When I hear about how troubling the workplace has become, and specifically the toxic cultures and environments some people work in, I get knots in my stomach. As a resume writer and career counselor, I often find myself serving as a trusted confidante and advisor. Many times that translates to hearing the dirty secrets about the abhorrent lack of leadership, the narcissistic, egomaniac supervisor, and inept managerial incompetence in the workplace.
It’s simply part of the territory that comes up when you meet new clients and ask, “Why are you job hunting?” After all, there’s always a reason for leaving, right? Moreover, that statement that needs to be crafted just right for the recruiters and future employers that will be screening you. I’m sure you catch my drift . . .
More often than not, people simply want to throw it all away and start fresh. I hear comments like “I need to get out of this job,” or “I can’t stand this industry, the boss, or the leadership,” or even “I want to do something completely different.”
About half of the time, it’s not the job or the industry. Rather, it boils down to a company’s leadership, a manager or company culture. What if you could take the same job functions and responsibilities and work in a supportive environment? Might you be happier? I’m not saying it’s a simple fix, but sometimes a change of scenery is all it takes.
Sadly, some people jump ship before they do a complete and thorough evaluation of their situation. Without any insight into what went wrong, they end up jumping out of the frying pan and into the fire.
Right now, I’m working with many clients who jumped ship or want to jump ship. One moved on because he thought there was no possibility of advancement at one of the largest Fortune 500 companies out there, because he got turned down for several internal jobs. Another took a $20K raise at a smaller organization and ran with it, only to find that no one even says good morning when she walks through the door at 8:00 a.m. Yet another client now finds herself working 60+ hours a week for what she thought was her dream company, but according to management, that’s not enough time spent doing the job. Now she fears for her job every day, even though she’s a top performer.
The question you have to ask yourself is, How long can you run on this treadmill? How can you possibly sort through the chaos when you are working 50 to 60+ hours per week, drained, exhausted, and depressed about where you are working?
The good news is that there are wonderful career counselors and coaches out there just waiting to help you move on to your next adventure. Most counselors and coaches provide counseling sessions by phone, over Skype, or in person.
A good counselor or coach can offer a third-party perspective and provide a supportive environment where you can freely talk about your issues. They help prioritize your personal and career issues and make you think about your timing. They can also get you out of your circular pattern of getting nowhere. Counselors and coaching can provide validation on your strengths and development needs as well as give you feedback and support when you’re getting “beat up” on the job. Where do you find these coaches? The International Coaching Federation has a fantastic website and plenty of resources for you to get started.

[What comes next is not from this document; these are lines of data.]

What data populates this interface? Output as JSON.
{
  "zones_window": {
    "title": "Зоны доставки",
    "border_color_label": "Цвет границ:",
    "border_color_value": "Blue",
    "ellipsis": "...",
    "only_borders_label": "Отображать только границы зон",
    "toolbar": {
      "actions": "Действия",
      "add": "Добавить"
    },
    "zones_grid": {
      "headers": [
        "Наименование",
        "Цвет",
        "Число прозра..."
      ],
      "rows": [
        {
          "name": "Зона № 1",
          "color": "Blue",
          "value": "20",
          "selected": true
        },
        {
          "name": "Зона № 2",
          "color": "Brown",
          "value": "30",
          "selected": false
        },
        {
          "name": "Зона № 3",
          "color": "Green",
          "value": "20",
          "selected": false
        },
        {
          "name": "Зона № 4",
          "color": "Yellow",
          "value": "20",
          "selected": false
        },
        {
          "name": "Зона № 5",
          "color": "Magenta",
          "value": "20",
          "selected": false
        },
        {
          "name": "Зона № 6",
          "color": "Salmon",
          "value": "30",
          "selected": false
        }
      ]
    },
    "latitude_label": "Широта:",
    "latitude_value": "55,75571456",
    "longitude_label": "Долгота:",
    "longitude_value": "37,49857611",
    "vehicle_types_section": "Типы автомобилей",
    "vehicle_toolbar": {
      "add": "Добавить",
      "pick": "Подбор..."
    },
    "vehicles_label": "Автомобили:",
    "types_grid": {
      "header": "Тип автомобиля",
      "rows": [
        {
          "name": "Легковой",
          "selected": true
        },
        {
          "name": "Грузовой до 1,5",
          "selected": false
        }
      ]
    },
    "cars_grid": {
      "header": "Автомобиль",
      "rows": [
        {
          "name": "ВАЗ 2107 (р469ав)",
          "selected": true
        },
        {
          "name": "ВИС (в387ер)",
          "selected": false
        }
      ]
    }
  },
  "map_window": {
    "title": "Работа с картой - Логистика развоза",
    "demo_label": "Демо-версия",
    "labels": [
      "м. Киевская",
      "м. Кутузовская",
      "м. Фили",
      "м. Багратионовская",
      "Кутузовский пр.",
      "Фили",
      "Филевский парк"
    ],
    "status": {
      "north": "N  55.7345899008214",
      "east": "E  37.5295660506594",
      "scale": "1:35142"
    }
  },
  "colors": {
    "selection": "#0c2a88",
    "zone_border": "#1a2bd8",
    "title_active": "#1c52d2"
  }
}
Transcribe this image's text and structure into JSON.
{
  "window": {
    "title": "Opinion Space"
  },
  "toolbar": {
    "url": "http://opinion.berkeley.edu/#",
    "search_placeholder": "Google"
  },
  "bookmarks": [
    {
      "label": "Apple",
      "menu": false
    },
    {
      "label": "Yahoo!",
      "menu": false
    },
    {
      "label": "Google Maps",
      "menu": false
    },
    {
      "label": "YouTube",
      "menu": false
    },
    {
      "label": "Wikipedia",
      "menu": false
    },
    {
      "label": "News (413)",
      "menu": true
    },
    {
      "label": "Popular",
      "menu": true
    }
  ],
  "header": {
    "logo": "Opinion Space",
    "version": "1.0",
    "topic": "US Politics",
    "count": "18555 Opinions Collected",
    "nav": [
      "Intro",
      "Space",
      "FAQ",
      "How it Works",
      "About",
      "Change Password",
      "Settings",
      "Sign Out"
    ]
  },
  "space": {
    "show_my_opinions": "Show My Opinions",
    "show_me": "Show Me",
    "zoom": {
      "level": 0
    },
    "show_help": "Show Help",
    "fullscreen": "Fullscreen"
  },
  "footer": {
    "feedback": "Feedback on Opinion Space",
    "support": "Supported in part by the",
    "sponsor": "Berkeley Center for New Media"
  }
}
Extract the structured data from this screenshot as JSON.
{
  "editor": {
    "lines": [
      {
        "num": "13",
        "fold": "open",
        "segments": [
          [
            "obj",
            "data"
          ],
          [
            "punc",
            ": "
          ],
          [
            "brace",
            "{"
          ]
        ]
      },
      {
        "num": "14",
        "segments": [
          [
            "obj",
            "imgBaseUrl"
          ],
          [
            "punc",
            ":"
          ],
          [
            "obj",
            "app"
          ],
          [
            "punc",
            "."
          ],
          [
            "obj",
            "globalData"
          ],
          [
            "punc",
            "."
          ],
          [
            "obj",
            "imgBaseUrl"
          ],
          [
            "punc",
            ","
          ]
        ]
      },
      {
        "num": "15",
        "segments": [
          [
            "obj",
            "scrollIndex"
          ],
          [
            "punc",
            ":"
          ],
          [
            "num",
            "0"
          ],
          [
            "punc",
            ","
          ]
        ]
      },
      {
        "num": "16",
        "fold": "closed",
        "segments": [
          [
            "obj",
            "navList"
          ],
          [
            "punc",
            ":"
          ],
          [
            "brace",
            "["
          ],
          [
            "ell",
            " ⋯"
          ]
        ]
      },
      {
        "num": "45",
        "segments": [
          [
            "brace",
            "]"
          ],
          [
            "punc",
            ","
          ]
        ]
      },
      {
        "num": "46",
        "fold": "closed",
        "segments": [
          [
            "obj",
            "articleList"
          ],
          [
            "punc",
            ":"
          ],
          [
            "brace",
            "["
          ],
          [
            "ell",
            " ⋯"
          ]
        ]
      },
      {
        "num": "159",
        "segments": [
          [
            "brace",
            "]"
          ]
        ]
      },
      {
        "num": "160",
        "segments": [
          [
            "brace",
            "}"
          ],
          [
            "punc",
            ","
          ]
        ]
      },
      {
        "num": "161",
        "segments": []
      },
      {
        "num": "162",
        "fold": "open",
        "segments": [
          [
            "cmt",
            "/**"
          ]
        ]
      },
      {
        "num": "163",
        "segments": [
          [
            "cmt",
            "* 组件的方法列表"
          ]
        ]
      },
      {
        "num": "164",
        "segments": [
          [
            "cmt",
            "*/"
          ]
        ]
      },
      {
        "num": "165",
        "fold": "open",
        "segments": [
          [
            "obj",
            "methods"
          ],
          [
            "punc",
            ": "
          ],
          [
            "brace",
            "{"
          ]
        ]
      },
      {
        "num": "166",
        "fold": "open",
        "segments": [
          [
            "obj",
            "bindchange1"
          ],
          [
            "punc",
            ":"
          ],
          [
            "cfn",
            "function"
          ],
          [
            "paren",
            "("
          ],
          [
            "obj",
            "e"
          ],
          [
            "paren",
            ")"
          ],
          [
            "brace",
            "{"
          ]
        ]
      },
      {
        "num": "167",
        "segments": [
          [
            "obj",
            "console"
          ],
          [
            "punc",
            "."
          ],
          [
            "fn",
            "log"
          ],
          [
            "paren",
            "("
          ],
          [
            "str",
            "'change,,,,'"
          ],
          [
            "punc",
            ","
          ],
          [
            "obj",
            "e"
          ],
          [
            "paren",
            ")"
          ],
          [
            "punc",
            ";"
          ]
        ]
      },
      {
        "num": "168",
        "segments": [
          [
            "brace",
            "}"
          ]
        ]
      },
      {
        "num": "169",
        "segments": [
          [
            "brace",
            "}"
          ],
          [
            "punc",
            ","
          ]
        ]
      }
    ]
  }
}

Bottom line: everyone has barriers to work through, but trying to do it alone can be extremely painful. Take action and control of your career planning by getting some career counseling and career confidence. It could be the difference between waking up and looking forward to your life or feeling as if you’re wasting your talent.